Segment Open
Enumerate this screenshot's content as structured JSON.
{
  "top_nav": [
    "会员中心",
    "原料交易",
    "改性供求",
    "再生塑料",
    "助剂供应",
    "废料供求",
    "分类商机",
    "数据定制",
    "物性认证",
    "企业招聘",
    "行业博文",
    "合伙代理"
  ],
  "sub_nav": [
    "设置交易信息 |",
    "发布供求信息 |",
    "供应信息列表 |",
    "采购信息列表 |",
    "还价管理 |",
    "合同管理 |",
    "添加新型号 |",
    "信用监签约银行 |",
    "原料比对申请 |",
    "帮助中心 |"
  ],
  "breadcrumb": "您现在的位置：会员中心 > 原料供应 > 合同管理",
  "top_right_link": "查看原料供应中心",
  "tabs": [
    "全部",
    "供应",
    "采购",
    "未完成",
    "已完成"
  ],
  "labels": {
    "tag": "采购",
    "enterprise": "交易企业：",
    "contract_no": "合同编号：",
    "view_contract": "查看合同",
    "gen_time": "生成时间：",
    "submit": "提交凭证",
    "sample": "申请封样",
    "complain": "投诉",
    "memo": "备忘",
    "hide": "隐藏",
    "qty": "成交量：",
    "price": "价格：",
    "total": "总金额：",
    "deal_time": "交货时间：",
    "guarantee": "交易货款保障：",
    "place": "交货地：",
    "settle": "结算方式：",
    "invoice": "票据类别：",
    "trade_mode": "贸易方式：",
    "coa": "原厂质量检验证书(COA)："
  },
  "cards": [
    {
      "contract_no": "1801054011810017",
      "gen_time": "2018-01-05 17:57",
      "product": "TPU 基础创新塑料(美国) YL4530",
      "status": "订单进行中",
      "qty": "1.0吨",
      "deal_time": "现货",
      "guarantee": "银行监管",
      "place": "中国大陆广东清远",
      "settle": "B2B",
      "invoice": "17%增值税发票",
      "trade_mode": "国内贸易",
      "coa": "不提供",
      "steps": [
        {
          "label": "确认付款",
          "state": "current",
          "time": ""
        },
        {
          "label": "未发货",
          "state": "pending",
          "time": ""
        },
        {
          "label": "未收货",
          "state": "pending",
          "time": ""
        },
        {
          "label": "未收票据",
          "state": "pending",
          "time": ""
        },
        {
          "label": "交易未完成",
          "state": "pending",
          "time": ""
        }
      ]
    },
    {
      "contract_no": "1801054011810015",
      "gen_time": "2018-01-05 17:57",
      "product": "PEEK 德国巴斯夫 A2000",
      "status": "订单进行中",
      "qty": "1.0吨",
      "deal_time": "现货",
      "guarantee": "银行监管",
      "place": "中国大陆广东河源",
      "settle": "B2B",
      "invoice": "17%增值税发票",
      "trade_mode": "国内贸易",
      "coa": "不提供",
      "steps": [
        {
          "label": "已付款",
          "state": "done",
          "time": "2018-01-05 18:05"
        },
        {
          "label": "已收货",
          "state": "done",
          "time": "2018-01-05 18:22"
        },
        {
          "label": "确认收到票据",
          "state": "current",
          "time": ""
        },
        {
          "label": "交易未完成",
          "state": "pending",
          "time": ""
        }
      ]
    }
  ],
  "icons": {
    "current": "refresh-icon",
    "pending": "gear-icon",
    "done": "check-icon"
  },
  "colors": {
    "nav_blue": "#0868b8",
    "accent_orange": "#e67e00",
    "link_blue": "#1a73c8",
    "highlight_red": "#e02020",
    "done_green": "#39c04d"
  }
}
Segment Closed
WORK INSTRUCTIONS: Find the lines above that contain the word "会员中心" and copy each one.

EXPECTED OUTPUT:
    "会员中心",
  "breadcrumb": "您现在的位置：会员中心 > 原料供应 > 合同管理",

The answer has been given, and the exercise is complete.